- Directions -
Restate, in full and unchanged, the entries that follow, but not their pictures.

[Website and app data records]

=== Begin Enclosure ===

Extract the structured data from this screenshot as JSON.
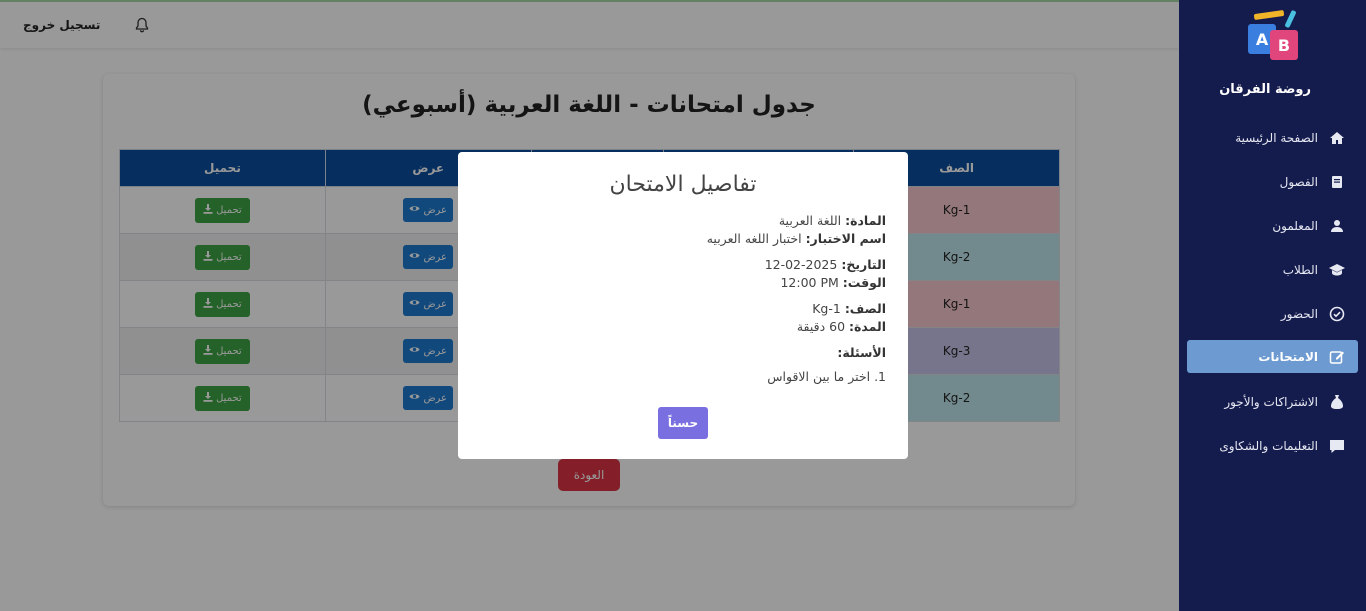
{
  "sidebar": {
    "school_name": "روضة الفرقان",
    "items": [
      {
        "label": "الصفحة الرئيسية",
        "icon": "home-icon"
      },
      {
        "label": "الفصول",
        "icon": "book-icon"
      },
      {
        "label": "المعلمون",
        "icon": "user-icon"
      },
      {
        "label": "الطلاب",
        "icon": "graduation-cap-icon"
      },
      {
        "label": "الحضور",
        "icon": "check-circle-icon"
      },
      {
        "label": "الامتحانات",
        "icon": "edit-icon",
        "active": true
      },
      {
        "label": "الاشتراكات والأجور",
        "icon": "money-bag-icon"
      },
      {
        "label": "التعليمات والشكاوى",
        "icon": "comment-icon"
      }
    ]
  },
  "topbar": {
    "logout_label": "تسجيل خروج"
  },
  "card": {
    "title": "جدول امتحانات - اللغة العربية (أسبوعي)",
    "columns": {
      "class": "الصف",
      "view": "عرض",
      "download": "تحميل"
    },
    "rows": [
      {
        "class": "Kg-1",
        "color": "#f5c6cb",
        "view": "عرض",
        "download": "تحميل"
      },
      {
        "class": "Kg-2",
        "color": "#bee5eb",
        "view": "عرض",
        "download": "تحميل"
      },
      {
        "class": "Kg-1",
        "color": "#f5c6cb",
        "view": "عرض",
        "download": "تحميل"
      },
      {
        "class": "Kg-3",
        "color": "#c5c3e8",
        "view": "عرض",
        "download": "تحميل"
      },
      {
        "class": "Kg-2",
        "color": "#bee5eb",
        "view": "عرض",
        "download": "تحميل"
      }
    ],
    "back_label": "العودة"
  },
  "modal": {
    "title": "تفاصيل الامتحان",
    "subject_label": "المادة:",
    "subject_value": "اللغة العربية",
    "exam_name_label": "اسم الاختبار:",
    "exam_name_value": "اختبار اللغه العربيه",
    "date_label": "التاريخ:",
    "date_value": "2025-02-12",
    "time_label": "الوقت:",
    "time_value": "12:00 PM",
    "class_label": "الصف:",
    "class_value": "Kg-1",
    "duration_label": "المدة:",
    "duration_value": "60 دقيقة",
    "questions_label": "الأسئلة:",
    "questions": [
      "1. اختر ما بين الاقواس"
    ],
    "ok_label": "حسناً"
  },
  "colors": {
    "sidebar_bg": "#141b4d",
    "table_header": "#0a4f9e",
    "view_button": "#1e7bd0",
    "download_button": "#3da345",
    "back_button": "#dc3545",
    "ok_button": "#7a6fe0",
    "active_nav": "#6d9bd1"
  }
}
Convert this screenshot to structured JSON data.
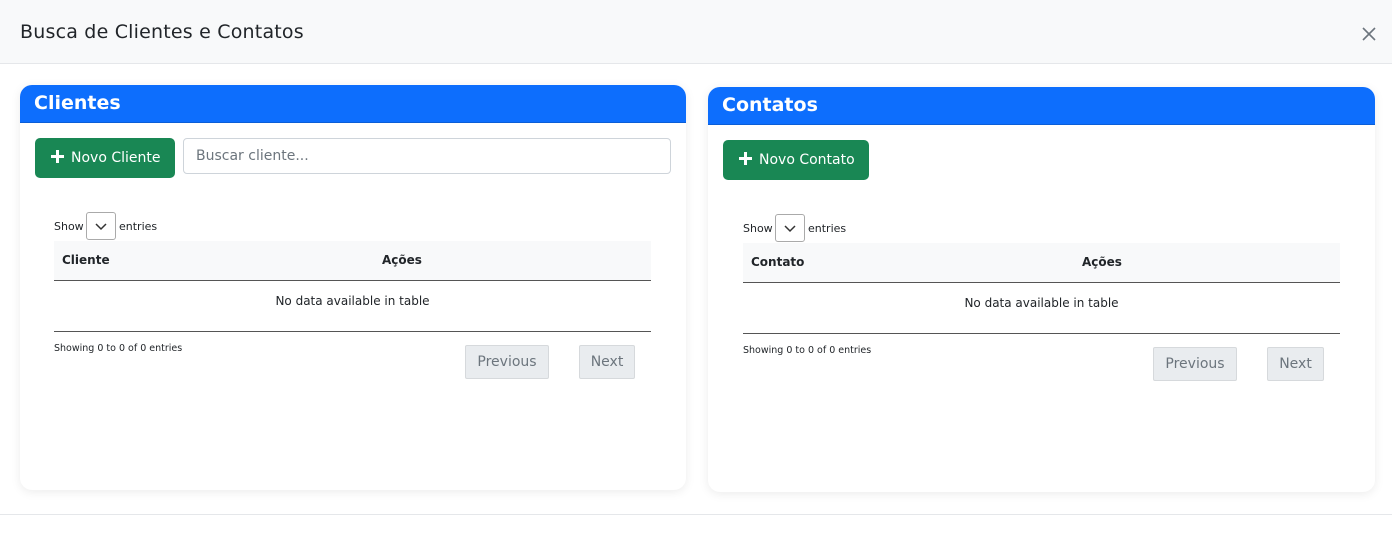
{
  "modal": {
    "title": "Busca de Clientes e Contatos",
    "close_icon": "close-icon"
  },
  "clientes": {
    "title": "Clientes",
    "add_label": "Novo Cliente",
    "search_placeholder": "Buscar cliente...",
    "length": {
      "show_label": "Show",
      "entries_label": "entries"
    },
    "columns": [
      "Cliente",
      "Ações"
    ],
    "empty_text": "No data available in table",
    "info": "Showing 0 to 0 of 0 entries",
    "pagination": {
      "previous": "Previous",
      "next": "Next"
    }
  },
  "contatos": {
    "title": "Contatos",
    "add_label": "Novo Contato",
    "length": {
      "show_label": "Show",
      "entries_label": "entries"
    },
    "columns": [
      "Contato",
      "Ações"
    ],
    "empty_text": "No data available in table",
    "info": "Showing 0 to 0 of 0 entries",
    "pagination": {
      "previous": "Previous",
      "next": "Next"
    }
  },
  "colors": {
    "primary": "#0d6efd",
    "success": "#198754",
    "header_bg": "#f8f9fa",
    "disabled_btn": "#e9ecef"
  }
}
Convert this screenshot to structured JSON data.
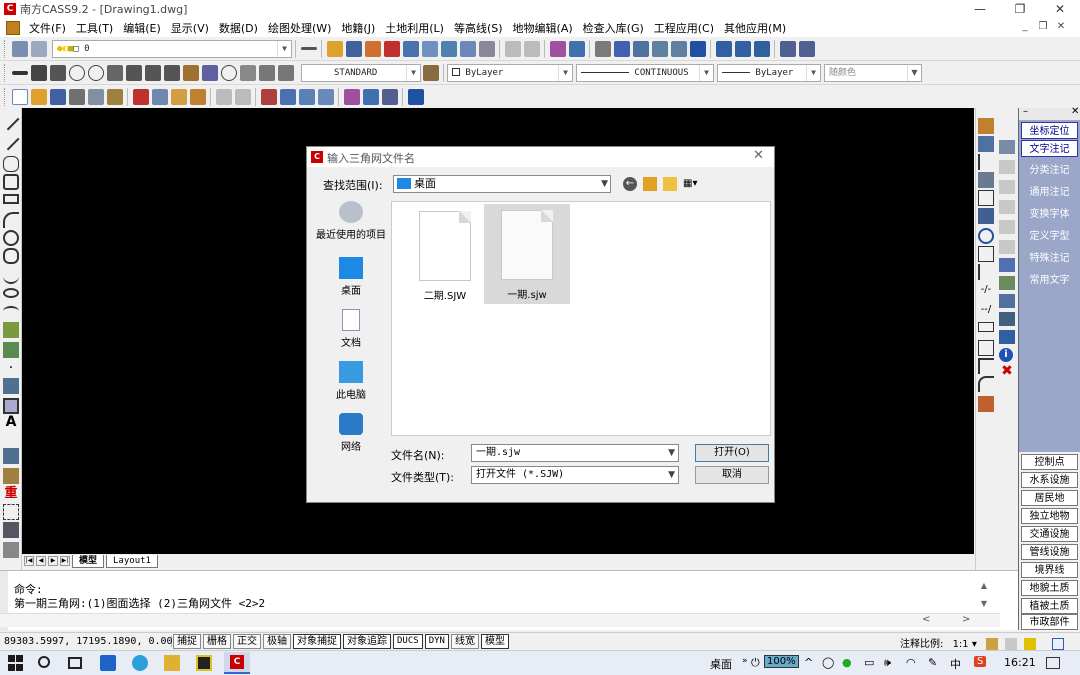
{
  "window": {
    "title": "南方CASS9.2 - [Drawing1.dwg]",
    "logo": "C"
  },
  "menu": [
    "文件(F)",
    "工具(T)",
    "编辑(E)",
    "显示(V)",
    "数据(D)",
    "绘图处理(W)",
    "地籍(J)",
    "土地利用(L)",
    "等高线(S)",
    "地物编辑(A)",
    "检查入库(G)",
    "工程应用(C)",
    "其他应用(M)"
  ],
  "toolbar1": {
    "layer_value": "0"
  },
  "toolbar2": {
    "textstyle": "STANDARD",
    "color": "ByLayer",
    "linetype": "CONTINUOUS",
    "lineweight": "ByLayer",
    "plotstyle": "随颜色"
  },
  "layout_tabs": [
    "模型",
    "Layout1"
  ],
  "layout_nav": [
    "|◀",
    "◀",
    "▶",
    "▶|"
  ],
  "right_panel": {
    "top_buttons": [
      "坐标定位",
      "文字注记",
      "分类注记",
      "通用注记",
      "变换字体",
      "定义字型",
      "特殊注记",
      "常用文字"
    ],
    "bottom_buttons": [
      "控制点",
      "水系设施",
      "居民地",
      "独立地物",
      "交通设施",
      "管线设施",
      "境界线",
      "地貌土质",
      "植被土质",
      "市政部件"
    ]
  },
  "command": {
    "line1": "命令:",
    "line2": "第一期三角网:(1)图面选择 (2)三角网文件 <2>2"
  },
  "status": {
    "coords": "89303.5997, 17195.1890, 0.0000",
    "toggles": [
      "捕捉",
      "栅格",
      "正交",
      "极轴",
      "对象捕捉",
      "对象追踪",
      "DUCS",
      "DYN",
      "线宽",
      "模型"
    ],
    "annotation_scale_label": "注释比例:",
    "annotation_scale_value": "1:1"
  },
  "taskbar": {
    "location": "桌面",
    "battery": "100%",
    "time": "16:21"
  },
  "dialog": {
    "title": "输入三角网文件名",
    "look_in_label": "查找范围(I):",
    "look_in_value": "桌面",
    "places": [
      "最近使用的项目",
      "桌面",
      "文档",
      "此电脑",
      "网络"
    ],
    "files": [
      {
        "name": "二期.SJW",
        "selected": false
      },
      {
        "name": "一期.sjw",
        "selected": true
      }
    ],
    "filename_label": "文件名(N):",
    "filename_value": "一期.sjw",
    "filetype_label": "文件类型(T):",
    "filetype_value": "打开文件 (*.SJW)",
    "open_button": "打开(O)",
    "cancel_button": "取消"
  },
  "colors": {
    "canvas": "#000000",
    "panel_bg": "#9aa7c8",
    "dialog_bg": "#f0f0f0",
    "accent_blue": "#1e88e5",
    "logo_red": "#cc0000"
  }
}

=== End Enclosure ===

- Written answer -
Extract the structured data from this screenshot as JSON.
{
  "sidebar": {
    "school_name": "روضة الفرقان",
    "items": [
      {
        "label": "الصفحة الرئيسية",
        "icon": "home-icon"
      },
      {
        "label": "الفصول",
        "icon": "book-icon"
      },
      {
        "label": "المعلمون",
        "icon": "user-icon"
      },
      {
        "label": "الطلاب",
        "icon": "graduation-cap-icon"
      },
      {
        "label": "الحضور",
        "icon": "check-circle-icon"
      },
      {
        "label": "الامتحانات",
        "icon": "edit-icon",
        "active": true
      },
      {
        "label": "الاشتراكات والأجور",
        "icon": "money-bag-icon"
      },
      {
        "label": "التعليمات والشكاوى",
        "icon": "comment-icon"
      }
    ]
  },
  "topbar": {
    "logout_label": "تسجيل خروج"
  },
  "card": {
    "title": "جدول امتحانات - اللغة العربية (أسبوعي)",
    "columns": {
      "class": "الصف",
      "view": "عرض",
      "download": "تحميل"
    },
    "rows": [
      {
        "class": "Kg-1",
        "color": "#f5c6cb",
        "view": "عرض",
        "download": "تحميل"
      },
      {
        "class": "Kg-2",
        "color": "#bee5eb",
        "view": "عرض",
        "download": "تحميل"
      },
      {
        "class": "Kg-1",
        "color": "#f5c6cb",
        "view": "عرض",
        "download": "تحميل"
      },
      {
        "class": "Kg-3",
        "color": "#c5c3e8",
        "view": "عرض",
        "download": "تحميل"
      },
      {
        "class": "Kg-2",
        "color": "#bee5eb",
        "view": "عرض",
        "download": "تحميل"
      }
    ],
    "back_label": "العودة"
  },
  "modal": {
    "title": "تفاصيل الامتحان",
    "subject_label": "المادة:",
    "subject_value": "اللغة العربية",
    "exam_name_label": "اسم الاختبار:",
    "exam_name_value": "اختبار اللغه العربيه",
    "date_label": "التاريخ:",
    "date_value": "2025-02-12",
    "time_label": "الوقت:",
    "time_value": "12:00 PM",
    "class_label": "الصف:",
    "class_value": "Kg-1",
    "duration_label": "المدة:",
    "duration_value": "60 دقيقة",
    "questions_label": "الأسئلة:",
    "questions": [
      "1. اختر ما بين الاقواس"
    ],
    "ok_label": "حسناً"
  },
  "colors": {
    "sidebar_bg": "#141b4d",
    "table_header": "#0a4f9e",
    "view_button": "#1e7bd0",
    "download_button": "#3da345",
    "back_button": "#dc3545",
    "ok_button": "#7a6fe0",
    "active_nav": "#6d9bd1"
  }
}
Convert this screenshot to structured JSON data.
{
  "modal": {
    "title": "Busca de Clientes e Contatos",
    "close_icon": "close-icon"
  },
  "clientes": {
    "title": "Clientes",
    "add_label": "Novo Cliente",
    "search_placeholder": "Buscar cliente...",
    "length": {
      "show_label": "Show",
      "entries_label": "entries"
    },
    "columns": [
      "Cliente",
      "Ações"
    ],
    "empty_text": "No data available in table",
    "info": "Showing 0 to 0 of 0 entries",
    "pagination": {
      "previous": "Previous",
      "next": "Next"
    }
  },
  "contatos": {
    "title": "Contatos",
    "add_label": "Novo Contato",
    "length": {
      "show_label": "Show",
      "entries_label": "entries"
    },
    "columns": [
      "Contato",
      "Ações"
    ],
    "empty_text": "No data available in table",
    "info": "Showing 0 to 0 of 0 entries",
    "pagination": {
      "previous": "Previous",
      "next": "Next"
    }
  },
  "colors": {
    "primary": "#0d6efd",
    "success": "#198754",
    "header_bg": "#f8f9fa",
    "disabled_btn": "#e9ecef"
  }
}
Convert this screenshot to structured JSON data.
{
  "window": {
    "title": "南方CASS9.2 - [Drawing1.dwg]",
    "logo": "C"
  },
  "menu": [
    "文件(F)",
    "工具(T)",
    "编辑(E)",
    "显示(V)",
    "数据(D)",
    "绘图处理(W)",
    "地籍(J)",
    "土地利用(L)",
    "等高线(S)",
    "地物编辑(A)",
    "检查入库(G)",
    "工程应用(C)",
    "其他应用(M)"
  ],
  "toolbar1": {
    "layer_value": "0"
  },
  "toolbar2": {
    "textstyle": "STANDARD",
    "color": "ByLayer",
    "linetype": "CONTINUOUS",
    "lineweight": "ByLayer",
    "plotstyle": "随颜色"
  },
  "layout_tabs": [
    "模型",
    "Layout1"
  ],
  "layout_nav": [
    "|◀",
    "◀",
    "▶",
    "▶|"
  ],
  "right_panel": {
    "top_buttons": [
      "坐标定位",
      "文字注记",
      "分类注记",
      "通用注记",
      "变换字体",
      "定义字型",
      "特殊注记",
      "常用文字"
    ],
    "bottom_buttons": [
      "控制点",
      "水系设施",
      "居民地",
      "独立地物",
      "交通设施",
      "管线设施",
      "境界线",
      "地貌土质",
      "植被土质",
      "市政部件"
    ]
  },
  "command": {
    "line1": "命令:",
    "line2": "第一期三角网:(1)图面选择 (2)三角网文件 <2>2"
  },
  "status": {
    "coords": "89303.5997, 17195.1890, 0.0000",
    "toggles": [
      "捕捉",
      "栅格",
      "正交",
      "极轴",
      "对象捕捉",
      "对象追踪",
      "DUCS",
      "DYN",
      "线宽",
      "模型"
    ],
    "annotation_scale_label": "注释比例:",
    "annotation_scale_value": "1:1"
  },
  "taskbar": {
    "location": "桌面",
    "battery": "100%",
    "time": "16:21"
  },
  "dialog": {
    "title": "输入三角网文件名",
    "look_in_label": "查找范围(I):",
    "look_in_value": "桌面",
    "places": [
      "最近使用的项目",
      "桌面",
      "文档",
      "此电脑",
      "网络"
    ],
    "files": [
      {
        "name": "二期.SJW",
        "selected": false
      },
      {
        "name": "一期.sjw",
        "selected": true
      }
    ],
    "filename_label": "文件名(N):",
    "filename_value": "一期.sjw",
    "filetype_label": "文件类型(T):",
    "filetype_value": "打开文件 (*.SJW)",
    "open_button": "打开(O)",
    "cancel_button": "取消"
  },
  "colors": {
    "canvas": "#000000",
    "panel_bg": "#9aa7c8",
    "dialog_bg": "#f0f0f0",
    "accent_blue": "#1e88e5",
    "logo_red": "#cc0000"
  }
}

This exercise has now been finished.